P and D were drunk and went for a drive in D’s light aircraft, which D crashed, dying himself and P being injured. P sued D’s estate for his injuries, and D tried to raise either violenti non fit iniuria OR contributory negligence. CA held that the “violenti” defence succeeded, so that P’s damages were not recoverable.

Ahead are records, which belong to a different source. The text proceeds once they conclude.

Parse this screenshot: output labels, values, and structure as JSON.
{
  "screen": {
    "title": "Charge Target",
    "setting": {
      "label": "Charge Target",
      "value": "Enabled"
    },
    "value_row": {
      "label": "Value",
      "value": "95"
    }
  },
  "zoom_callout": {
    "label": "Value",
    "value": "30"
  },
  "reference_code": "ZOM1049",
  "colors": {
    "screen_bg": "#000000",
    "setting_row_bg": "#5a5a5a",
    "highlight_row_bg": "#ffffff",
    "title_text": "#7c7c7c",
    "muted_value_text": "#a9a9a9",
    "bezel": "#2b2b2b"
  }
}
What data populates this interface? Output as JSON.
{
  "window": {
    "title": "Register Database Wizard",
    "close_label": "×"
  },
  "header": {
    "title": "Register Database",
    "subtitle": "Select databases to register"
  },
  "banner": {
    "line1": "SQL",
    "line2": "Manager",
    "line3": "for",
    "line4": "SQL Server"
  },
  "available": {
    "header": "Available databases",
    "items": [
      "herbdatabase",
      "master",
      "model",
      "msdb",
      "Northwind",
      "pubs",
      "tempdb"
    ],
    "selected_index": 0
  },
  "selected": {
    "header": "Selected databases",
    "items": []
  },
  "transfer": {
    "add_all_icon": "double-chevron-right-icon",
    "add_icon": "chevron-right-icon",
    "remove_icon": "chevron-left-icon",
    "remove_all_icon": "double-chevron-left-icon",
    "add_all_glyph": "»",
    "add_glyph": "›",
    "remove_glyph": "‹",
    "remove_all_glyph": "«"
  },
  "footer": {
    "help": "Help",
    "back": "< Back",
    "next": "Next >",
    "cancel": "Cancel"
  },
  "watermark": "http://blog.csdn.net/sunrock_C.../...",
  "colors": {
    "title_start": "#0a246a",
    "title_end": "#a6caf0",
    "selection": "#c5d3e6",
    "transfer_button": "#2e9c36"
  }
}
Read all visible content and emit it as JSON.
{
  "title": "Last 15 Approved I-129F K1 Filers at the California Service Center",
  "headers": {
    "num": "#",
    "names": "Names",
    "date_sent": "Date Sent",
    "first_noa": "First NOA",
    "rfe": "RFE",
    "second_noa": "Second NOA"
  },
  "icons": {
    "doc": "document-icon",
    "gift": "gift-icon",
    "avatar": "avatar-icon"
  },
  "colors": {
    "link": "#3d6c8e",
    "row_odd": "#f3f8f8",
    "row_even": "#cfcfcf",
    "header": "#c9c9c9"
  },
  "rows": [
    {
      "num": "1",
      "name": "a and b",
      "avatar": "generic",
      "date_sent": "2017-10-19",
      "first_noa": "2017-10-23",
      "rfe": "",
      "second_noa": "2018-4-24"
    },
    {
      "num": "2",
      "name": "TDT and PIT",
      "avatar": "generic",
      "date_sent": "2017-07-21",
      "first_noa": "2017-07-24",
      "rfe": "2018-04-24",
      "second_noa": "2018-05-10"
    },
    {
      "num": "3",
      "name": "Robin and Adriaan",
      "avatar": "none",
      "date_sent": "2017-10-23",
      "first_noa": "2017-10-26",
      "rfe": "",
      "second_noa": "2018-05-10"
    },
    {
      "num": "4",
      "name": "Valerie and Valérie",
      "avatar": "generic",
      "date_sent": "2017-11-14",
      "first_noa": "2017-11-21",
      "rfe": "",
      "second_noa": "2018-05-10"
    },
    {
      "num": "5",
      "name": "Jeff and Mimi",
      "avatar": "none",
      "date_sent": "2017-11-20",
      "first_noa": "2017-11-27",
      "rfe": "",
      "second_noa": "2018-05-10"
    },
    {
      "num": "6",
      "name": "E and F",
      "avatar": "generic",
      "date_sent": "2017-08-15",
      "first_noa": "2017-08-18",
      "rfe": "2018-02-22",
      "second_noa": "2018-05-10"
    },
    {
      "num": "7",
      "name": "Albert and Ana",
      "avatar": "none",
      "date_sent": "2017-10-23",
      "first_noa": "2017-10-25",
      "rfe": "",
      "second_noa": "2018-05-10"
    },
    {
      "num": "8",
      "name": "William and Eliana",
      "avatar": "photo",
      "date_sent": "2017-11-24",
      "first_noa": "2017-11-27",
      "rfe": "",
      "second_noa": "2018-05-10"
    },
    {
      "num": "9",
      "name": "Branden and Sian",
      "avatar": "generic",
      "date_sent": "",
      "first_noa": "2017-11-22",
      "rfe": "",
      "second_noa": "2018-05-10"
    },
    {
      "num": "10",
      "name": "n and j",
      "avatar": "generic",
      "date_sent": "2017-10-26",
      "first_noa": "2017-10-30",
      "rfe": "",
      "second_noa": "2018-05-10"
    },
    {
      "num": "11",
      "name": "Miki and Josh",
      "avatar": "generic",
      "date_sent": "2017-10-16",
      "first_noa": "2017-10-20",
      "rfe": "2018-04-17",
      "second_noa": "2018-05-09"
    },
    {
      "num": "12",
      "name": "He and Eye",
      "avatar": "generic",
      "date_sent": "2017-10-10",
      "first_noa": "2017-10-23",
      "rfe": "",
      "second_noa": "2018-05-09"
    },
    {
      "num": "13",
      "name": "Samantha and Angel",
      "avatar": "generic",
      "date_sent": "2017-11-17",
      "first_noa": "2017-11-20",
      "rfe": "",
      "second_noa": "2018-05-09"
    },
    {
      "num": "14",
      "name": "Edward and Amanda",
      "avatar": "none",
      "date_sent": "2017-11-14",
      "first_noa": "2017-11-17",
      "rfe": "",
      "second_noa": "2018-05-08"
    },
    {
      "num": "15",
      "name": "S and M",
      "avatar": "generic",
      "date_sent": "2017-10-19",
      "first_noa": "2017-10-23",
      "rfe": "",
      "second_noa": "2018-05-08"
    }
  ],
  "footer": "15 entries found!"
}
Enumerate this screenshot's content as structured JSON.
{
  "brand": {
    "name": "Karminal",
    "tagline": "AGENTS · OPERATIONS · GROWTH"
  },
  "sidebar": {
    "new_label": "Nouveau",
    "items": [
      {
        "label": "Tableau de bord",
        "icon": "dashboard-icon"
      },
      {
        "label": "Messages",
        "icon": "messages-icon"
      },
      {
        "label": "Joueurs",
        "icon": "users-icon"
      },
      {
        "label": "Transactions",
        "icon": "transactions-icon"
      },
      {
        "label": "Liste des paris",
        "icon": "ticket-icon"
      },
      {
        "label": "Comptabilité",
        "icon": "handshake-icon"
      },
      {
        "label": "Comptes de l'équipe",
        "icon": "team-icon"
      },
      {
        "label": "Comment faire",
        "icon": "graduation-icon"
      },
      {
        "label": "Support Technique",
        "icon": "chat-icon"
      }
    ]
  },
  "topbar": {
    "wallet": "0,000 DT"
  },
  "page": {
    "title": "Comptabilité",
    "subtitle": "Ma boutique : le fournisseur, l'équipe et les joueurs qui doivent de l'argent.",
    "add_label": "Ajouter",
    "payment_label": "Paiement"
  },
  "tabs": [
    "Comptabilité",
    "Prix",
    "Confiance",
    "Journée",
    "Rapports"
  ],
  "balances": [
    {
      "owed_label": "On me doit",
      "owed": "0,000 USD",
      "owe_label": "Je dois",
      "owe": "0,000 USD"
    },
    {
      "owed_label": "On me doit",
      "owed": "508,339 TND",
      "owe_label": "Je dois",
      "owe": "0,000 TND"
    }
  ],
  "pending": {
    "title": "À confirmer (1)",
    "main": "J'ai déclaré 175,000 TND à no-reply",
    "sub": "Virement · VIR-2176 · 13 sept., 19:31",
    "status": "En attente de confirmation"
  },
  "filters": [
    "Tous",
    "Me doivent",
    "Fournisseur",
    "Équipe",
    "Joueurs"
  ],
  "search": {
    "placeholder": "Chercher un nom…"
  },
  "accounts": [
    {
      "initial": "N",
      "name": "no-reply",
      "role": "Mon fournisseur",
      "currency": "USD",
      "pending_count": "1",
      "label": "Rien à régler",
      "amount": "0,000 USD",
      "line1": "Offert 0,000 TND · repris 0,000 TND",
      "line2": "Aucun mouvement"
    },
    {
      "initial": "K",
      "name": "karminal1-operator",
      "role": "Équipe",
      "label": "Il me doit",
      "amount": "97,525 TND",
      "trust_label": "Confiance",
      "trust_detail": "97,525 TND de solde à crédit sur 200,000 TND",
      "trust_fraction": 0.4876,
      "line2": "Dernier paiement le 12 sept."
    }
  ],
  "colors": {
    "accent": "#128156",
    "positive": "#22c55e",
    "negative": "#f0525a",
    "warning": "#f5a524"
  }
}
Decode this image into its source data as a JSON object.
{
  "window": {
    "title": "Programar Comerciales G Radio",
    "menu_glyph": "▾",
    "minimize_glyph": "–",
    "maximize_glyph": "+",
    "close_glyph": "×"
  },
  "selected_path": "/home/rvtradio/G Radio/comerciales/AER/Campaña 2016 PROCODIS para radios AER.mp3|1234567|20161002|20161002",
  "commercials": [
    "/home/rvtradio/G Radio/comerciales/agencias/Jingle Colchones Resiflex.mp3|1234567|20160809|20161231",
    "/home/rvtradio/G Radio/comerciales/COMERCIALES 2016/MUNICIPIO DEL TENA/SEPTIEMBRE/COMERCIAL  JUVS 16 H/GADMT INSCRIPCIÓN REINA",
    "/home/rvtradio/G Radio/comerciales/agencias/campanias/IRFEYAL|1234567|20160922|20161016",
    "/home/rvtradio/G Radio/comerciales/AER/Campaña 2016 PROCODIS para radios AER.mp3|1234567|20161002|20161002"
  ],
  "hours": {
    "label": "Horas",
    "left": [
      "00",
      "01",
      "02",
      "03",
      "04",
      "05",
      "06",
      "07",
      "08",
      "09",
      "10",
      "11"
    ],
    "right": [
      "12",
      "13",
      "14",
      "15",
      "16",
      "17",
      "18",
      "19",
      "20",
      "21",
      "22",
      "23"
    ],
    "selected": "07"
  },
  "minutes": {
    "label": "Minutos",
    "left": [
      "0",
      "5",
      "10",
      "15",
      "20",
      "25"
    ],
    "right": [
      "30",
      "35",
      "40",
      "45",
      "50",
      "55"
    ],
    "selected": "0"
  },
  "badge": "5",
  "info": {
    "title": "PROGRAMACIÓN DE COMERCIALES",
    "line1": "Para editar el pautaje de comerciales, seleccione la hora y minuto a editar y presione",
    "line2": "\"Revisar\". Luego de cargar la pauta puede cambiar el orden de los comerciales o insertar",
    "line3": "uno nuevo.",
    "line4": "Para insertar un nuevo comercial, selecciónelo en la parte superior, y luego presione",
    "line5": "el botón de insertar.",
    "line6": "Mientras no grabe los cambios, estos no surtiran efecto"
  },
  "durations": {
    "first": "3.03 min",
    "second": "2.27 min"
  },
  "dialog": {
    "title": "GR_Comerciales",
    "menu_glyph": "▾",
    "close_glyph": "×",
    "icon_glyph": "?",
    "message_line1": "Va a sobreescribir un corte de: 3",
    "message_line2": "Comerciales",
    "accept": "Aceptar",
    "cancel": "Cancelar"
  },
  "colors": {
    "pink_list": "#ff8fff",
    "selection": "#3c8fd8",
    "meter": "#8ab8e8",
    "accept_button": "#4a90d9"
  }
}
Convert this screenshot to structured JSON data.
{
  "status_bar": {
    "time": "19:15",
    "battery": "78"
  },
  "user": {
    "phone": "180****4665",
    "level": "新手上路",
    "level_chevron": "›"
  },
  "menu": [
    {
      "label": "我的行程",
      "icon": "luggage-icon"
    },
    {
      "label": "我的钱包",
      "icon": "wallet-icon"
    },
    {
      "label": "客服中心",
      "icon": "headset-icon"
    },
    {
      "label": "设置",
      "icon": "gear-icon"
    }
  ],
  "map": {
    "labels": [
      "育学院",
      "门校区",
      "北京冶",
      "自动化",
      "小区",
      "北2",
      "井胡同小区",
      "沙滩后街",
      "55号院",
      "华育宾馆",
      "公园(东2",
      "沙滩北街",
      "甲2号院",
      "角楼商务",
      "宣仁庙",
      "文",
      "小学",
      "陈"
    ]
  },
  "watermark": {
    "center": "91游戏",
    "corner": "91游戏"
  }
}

Fox LJ: The “violenti” defence succeeds because P was not so drunk as not to be aware of what D was doing e.g. he asked D to “radio in”. Therefore he was aware of what was happening, knew D had been heavily drinking, and must have been aware that this would impair D’s ability to fly. Therefore it can be implied that P was consenting to the risk. There is no suggestion that the 1988 Act (above) applies to planes.